* _Source material_
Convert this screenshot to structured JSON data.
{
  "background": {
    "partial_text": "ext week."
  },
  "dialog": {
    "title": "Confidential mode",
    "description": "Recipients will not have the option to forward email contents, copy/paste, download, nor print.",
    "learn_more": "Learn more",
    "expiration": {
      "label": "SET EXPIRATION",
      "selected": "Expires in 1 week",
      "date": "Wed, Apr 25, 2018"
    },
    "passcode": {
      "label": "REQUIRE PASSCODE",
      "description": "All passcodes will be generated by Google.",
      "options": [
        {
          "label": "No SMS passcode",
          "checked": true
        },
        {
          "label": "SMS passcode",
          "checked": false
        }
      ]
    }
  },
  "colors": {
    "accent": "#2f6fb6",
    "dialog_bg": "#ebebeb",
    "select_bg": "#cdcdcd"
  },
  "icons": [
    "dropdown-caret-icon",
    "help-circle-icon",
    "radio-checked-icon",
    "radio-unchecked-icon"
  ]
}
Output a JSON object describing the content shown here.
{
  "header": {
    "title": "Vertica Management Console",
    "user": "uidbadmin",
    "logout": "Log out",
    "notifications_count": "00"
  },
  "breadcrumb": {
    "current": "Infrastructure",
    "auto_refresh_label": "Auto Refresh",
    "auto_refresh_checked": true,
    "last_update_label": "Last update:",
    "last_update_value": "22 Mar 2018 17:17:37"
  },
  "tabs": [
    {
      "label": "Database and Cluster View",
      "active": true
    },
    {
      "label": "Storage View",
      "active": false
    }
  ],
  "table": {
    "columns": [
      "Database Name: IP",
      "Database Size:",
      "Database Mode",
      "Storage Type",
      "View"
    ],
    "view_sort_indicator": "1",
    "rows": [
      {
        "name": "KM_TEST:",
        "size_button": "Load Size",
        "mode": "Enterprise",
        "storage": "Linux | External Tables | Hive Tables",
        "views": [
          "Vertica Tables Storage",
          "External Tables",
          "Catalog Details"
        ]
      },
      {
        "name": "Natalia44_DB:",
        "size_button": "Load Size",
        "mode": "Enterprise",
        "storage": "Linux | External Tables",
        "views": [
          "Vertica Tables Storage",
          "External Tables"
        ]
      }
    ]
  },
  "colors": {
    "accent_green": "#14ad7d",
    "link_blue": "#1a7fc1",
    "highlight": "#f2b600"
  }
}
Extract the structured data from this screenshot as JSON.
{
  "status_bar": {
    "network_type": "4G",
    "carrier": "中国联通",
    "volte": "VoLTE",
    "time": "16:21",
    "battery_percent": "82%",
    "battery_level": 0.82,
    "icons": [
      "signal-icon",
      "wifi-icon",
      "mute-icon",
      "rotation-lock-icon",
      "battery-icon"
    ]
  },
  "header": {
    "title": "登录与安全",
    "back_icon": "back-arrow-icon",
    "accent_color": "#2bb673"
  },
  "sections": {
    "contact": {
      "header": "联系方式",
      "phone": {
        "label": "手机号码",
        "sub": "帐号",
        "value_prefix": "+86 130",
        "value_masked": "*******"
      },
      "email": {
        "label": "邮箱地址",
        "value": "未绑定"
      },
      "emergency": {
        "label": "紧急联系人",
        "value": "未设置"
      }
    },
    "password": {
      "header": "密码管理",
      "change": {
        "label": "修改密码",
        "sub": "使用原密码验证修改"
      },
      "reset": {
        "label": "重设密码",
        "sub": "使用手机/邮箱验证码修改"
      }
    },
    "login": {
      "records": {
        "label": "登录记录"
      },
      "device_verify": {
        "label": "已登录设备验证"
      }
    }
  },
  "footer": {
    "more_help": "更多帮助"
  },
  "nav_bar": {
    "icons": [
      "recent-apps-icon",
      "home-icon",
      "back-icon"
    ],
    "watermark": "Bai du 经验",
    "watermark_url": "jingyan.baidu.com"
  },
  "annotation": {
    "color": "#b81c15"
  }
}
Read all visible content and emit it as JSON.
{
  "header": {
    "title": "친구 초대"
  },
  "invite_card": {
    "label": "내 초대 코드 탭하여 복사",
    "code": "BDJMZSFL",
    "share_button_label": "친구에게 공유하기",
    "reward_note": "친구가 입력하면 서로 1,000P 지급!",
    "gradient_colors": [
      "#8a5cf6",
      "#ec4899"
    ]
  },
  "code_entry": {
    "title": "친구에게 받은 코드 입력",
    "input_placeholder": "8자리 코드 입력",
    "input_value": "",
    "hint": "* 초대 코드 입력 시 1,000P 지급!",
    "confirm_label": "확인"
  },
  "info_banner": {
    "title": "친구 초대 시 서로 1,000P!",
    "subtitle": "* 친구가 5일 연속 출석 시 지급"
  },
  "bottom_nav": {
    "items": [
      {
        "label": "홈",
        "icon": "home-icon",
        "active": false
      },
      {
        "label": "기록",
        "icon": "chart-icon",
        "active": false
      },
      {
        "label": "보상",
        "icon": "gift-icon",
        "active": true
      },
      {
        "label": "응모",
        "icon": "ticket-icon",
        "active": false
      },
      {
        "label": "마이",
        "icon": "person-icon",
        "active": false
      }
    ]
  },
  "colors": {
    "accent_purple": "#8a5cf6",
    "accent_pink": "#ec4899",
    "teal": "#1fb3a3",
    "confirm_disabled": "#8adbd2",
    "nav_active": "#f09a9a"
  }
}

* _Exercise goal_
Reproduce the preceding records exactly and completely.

* _Expected answer_
Convert this screenshot to structured JSON data.
{
  "background": {
    "partial_text": "ext week."
  },
  "dialog": {
    "title": "Confidential mode",
    "description": "Recipients will not have the option to forward email contents, copy/paste, download, nor print.",
    "learn_more": "Learn more",
    "expiration": {
      "label": "SET EXPIRATION",
      "selected": "Expires in 1 week",
      "date": "Wed, Apr 25, 2018"
    },
    "passcode": {
      "label": "REQUIRE PASSCODE",
      "description": "All passcodes will be generated by Google.",
      "options": [
        {
          "label": "No SMS passcode",
          "checked": true
        },
        {
          "label": "SMS passcode",
          "checked": false
        }
      ]
    }
  },
  "colors": {
    "accent": "#2f6fb6",
    "dialog_bg": "#ebebeb",
    "select_bg": "#cdcdcd"
  },
  "icons": [
    "dropdown-caret-icon",
    "help-circle-icon",
    "radio-checked-icon",
    "radio-unchecked-icon"
  ]
}
Output a JSON object describing the content shown here.
{
  "header": {
    "title": "Vertica Management Console",
    "user": "uidbadmin",
    "logout": "Log out",
    "notifications_count": "00"
  },
  "breadcrumb": {
    "current": "Infrastructure",
    "auto_refresh_label": "Auto Refresh",
    "auto_refresh_checked": true,
    "last_update_label": "Last update:",
    "last_update_value": "22 Mar 2018 17:17:37"
  },
  "tabs": [
    {
      "label": "Database and Cluster View",
      "active": true
    },
    {
      "label": "Storage View",
      "active": false
    }
  ],
  "table": {
    "columns": [
      "Database Name: IP",
      "Database Size:",
      "Database Mode",
      "Storage Type",
      "View"
    ],
    "view_sort_indicator": "1",
    "rows": [
      {
        "name": "KM_TEST:",
        "size_button": "Load Size",
        "mode": "Enterprise",
        "storage": "Linux | External Tables | Hive Tables",
        "views": [
          "Vertica Tables Storage",
          "External Tables",
          "Catalog Details"
        ]
      },
      {
        "name": "Natalia44_DB:",
        "size_button": "Load Size",
        "mode": "Enterprise",
        "storage": "Linux | External Tables",
        "views": [
          "Vertica Tables Storage",
          "External Tables"
        ]
      }
    ]
  },
  "colors": {
    "accent_green": "#14ad7d",
    "link_blue": "#1a7fc1",
    "highlight": "#f2b600"
  }
}
Extract the structured data from this screenshot as JSON.
{
  "status_bar": {
    "network_type": "4G",
    "carrier": "中国联通",
    "volte": "VoLTE",
    "time": "16:21",
    "battery_percent": "82%",
    "battery_level": 0.82,
    "icons": [
      "signal-icon",
      "wifi-icon",
      "mute-icon",
      "rotation-lock-icon",
      "battery-icon"
    ]
  },
  "header": {
    "title": "登录与安全",
    "back_icon": "back-arrow-icon",
    "accent_color": "#2bb673"
  },
  "sections": {
    "contact": {
      "header": "联系方式",
      "phone": {
        "label": "手机号码",
        "sub": "帐号",
        "value_prefix": "+86 130",
        "value_masked": "*******"
      },
      "email": {
        "label": "邮箱地址",
        "value": "未绑定"
      },
      "emergency": {
        "label": "紧急联系人",
        "value": "未设置"
      }
    },
    "password": {
      "header": "密码管理",
      "change": {
        "label": "修改密码",
        "sub": "使用原密码验证修改"
      },
      "reset": {
        "label": "重设密码",
        "sub": "使用手机/邮箱验证码修改"
      }
    },
    "login": {
      "records": {
        "label": "登录记录"
      },
      "device_verify": {
        "label": "已登录设备验证"
      }
    }
  },
  "footer": {
    "more_help": "更多帮助"
  },
  "nav_bar": {
    "icons": [
      "recent-apps-icon",
      "home-icon",
      "back-icon"
    ],
    "watermark": "Bai du 经验",
    "watermark_url": "jingyan.baidu.com"
  },
  "annotation": {
    "color": "#b81c15"
  }
}
Read all visible content and emit it as JSON.
{
  "header": {
    "title": "친구 초대"
  },
  "invite_card": {
    "label": "내 초대 코드 탭하여 복사",
    "code": "BDJMZSFL",
    "share_button_label": "친구에게 공유하기",
    "reward_note": "친구가 입력하면 서로 1,000P 지급!",
    "gradient_colors": [
      "#8a5cf6",
      "#ec4899"
    ]
  },
  "code_entry": {
    "title": "친구에게 받은 코드 입력",
    "input_placeholder": "8자리 코드 입력",
    "input_value": "",
    "hint": "* 초대 코드 입력 시 1,000P 지급!",
    "confirm_label": "확인"
  },
  "info_banner": {
    "title": "친구 초대 시 서로 1,000P!",
    "subtitle": "* 친구가 5일 연속 출석 시 지급"
  },
  "bottom_nav": {
    "items": [
      {
        "label": "홈",
        "icon": "home-icon",
        "active": false
      },
      {
        "label": "기록",
        "icon": "chart-icon",
        "active": false
      },
      {
        "label": "보상",
        "icon": "gift-icon",
        "active": true
      },
      {
        "label": "응모",
        "icon": "ticket-icon",
        "active": false
      },
      {
        "label": "마이",
        "icon": "person-icon",
        "active": false
      }
    ]
  },
  "colors": {
    "accent_purple": "#8a5cf6",
    "accent_pink": "#ec4899",
    "teal": "#1fb3a3",
    "confirm_disabled": "#8adbd2",
    "nav_active": "#f09a9a"
  }
}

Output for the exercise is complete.